The name "multidimensional" in this context is completely misleading. It implies that the relational model is somehow not multidimensional. But of course it is. The very fact that an OLAP "data cube" can be constructed from a single relational database table proves this. It is true that a table or matrix has two dimensions, rows and columns. But it is also true that a vector of length n represents a point in n-space. And a matrix is just a collection of row vectors, or a collection of points in n-space. So what then is a matrix? Is it a two dimensional thing or an n-dimensional thing? The answer is that it is both, often at the same time; it simply depends on what's in it, and how we interpret it. But whatever is in it, and however we interpret it, it never ever makes sense to explode the thing into a high-rank array, taking a lot of time and trouble in the process, losing tons of information along the way, and blowing out your workspace to boot.

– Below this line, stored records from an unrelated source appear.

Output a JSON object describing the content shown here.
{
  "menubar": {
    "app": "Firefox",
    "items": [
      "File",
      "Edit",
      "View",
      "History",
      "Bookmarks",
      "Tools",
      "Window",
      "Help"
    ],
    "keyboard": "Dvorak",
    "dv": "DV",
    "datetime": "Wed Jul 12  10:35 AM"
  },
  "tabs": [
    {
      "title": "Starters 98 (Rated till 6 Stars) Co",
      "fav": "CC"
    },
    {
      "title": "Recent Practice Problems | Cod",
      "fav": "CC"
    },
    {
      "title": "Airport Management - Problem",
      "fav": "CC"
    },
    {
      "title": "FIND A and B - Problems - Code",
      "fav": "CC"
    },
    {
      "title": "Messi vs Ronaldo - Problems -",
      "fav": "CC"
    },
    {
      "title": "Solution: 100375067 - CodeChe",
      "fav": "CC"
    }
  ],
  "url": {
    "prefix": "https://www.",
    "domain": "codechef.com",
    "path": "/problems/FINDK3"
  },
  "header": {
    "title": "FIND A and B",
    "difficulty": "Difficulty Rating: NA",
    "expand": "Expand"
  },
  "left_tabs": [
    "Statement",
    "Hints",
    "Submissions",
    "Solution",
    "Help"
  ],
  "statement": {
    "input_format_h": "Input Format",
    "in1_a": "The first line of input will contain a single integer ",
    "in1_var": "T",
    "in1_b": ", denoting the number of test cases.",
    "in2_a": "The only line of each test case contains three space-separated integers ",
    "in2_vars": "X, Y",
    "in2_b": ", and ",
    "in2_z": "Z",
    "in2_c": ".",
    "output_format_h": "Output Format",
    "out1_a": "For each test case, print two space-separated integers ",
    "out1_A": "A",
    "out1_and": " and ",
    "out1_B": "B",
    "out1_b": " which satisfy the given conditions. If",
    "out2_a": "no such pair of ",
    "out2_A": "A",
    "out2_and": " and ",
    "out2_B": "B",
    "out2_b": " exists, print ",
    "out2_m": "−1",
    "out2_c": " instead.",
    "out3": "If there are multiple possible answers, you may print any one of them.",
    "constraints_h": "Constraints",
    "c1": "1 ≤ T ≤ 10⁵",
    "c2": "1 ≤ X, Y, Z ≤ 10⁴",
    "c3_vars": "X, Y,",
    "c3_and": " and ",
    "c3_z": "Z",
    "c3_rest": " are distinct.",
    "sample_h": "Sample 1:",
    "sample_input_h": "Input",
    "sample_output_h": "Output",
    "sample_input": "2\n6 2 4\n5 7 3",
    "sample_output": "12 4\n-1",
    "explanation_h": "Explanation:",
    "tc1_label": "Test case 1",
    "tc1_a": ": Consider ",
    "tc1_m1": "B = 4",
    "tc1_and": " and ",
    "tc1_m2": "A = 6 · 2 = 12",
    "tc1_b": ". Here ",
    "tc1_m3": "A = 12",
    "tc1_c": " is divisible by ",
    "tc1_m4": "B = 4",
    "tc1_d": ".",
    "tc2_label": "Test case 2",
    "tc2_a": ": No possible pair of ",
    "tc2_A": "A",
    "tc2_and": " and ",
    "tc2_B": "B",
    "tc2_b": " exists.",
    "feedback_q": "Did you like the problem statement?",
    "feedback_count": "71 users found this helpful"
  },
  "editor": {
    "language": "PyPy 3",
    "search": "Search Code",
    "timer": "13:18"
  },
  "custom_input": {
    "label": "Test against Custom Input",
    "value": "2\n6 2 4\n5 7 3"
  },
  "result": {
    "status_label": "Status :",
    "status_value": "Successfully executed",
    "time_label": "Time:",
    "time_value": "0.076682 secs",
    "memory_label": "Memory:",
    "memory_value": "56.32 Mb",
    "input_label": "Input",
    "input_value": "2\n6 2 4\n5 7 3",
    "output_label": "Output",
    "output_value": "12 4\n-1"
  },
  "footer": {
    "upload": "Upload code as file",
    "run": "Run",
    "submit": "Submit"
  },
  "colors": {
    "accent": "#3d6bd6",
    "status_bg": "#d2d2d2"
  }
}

Also discussed in the podcast was another idea, at best equally bad, probably worse; high-depth arrays and dependent types as an alternative to the relational model. The example presented was storing data about planets and their moons, where a table of planets has a moons column that contains nested tables of moons for each planet. This leads to more complexity, more difficulty in querying, more problems in efficient storage, and all sorts of other problems. Imagine you then want to store the elements that have been found on each moon. You can see where that leads, and it's no where good. The relational model solved this problem simply and elegantly something like 60 years ago.
With the right design (column oriented), and a query language based on APL, the relational model is the right way to organize your data in the examples above. Like the core concepts of APL, the relational model cannot be improved upon. High-rank arrays and nested tables are useful and appropriate in some cases, but not here.